Peter had fallen prey to the influence of Satan, and Jesus said that there will be many who will fall prey to his influence and will in life desire the smooth ride. For those who like the smooth ride Jesus has declared to you that there IS one available. It is the broad way and you enter through a wide gate and because the way is broad and the gate is wide MANY people find it and walk it. But that way does not lead to life – Jesus will not be there at the end.  That way leads to destruction.

So the smooth ride ends in disaster, it ENDS in grief, it ENDS in suffering, and that suffering will last for eternity.  What does that tell us? It tells us that suffering is unavoidable. If you follow Christ there be suffering in life for the sake of righteousness, but if you turn from Christ you will certainly suffer in the eternity that awaits you on the other side of the grave. That is the choice.

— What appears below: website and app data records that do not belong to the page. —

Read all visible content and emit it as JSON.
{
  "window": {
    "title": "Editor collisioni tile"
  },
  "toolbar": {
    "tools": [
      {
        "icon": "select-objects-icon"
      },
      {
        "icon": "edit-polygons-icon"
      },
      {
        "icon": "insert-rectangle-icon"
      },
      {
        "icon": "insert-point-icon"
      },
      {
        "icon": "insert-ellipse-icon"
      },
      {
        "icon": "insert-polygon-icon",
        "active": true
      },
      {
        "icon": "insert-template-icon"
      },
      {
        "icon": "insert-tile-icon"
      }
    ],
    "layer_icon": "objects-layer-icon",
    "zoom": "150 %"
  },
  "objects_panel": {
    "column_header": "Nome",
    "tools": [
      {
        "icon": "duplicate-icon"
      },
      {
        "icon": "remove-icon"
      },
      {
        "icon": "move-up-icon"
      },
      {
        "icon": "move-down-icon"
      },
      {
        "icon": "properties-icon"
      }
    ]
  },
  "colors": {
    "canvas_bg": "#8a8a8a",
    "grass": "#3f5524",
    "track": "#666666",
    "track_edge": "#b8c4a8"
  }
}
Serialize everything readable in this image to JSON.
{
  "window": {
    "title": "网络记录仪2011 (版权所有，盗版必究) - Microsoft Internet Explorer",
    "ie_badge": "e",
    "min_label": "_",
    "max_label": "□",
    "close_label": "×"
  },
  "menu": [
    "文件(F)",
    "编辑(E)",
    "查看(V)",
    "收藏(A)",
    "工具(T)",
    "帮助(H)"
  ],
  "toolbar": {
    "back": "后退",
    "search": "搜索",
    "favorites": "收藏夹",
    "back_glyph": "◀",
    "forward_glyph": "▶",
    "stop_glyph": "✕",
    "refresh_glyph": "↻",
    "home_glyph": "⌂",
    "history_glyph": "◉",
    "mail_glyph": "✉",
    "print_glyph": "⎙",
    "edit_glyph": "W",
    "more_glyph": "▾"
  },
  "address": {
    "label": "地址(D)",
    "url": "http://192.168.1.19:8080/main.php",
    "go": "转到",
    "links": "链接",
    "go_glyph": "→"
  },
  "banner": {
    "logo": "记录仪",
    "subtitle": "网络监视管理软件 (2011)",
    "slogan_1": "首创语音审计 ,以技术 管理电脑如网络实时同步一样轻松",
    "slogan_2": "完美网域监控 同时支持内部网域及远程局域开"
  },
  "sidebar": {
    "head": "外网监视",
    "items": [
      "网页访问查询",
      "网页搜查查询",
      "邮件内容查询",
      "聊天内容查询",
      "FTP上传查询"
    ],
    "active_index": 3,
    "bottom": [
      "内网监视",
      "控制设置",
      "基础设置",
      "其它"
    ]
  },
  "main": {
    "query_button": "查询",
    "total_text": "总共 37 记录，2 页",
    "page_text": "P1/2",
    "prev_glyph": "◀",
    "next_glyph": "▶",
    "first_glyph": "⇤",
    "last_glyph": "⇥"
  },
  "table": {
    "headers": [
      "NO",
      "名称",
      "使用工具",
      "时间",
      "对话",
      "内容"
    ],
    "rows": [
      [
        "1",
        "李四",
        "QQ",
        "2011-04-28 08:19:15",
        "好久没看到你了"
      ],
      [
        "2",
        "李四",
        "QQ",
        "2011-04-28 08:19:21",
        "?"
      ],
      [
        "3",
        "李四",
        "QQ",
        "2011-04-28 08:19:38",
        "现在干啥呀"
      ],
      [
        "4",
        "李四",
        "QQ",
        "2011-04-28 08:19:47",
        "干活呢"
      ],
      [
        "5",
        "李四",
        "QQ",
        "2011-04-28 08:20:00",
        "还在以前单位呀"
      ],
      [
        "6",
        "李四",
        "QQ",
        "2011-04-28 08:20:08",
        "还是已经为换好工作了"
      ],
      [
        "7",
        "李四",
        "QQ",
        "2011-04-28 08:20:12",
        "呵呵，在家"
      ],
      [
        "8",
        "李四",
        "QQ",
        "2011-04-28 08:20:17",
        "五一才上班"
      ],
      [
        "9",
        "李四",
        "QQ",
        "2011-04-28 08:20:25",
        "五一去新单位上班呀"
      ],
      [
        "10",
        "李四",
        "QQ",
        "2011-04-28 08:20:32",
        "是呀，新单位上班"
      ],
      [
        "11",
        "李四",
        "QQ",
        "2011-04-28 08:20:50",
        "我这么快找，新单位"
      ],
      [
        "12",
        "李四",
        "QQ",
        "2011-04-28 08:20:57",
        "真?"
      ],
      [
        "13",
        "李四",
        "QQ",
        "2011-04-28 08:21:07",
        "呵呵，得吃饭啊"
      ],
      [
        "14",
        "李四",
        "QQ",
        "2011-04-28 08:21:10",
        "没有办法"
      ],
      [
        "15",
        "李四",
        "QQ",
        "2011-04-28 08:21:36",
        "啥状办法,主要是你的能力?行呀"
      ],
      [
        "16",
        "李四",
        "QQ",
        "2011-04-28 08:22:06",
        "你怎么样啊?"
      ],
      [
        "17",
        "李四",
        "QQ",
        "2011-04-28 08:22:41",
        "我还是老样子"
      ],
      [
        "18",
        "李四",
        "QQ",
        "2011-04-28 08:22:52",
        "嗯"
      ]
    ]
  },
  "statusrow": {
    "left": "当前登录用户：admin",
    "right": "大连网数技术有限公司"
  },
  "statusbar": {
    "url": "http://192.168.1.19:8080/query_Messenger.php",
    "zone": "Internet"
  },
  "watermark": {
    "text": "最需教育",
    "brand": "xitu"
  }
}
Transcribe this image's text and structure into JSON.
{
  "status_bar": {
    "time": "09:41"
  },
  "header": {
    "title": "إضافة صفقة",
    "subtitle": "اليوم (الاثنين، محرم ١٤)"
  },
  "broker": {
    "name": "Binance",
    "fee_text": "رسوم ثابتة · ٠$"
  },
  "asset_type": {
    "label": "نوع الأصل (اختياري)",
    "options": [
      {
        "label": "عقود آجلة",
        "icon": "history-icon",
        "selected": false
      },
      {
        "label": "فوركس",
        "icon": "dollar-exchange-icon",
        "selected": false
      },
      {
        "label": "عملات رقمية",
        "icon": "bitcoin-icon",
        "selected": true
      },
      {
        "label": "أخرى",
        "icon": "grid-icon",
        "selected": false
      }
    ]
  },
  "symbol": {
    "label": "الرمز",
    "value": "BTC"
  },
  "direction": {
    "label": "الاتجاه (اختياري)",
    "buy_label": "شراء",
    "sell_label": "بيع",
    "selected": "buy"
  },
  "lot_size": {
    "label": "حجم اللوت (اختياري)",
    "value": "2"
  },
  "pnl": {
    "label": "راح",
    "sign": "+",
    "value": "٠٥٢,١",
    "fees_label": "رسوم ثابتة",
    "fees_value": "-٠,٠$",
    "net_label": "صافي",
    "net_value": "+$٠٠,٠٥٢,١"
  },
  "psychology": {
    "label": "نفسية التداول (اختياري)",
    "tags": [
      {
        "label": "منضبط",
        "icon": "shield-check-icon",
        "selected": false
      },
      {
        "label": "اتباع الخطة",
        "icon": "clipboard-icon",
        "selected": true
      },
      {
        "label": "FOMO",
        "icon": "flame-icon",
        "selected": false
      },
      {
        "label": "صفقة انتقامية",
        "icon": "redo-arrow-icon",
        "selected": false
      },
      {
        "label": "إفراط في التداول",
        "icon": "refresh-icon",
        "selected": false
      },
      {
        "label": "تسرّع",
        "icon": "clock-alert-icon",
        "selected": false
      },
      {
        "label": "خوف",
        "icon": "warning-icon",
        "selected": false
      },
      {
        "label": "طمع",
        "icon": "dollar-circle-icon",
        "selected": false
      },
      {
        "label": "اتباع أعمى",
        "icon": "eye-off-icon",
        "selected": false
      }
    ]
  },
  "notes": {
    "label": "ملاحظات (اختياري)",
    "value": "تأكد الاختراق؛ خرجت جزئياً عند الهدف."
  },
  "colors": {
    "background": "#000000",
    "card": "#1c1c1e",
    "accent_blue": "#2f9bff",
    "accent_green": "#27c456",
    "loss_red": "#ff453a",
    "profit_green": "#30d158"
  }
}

But believe that there is more also to be said than this….

TBC

[Delivered on Valentine’s Day/Transfiguration Sunday 2010]

The polymath is a man of God who follows the line to the hook every time and gets swallowed up in a new fish every day.

A psalm is a song. To catch the point of a song (the whole point) you need to sing it. To catch the point of things in general you need to experience them according to their design and purpose. I don’t need to sing the obituaries. I do need to taste the food. I don’t need to comb my hair with a toothbrush. I do need to lie down in a hammock. Things are meant for what they were meant for. To sing the obituaries may make for an interesting comment on death and our attitudes to it, and we may even learn something new from the obituary that was latent in its original design, but if we bypass its original design then our view will always be distorted. Things need to be understood on their own terms. 

It’s not enough just to not suck as much as the other side

Glenn Beck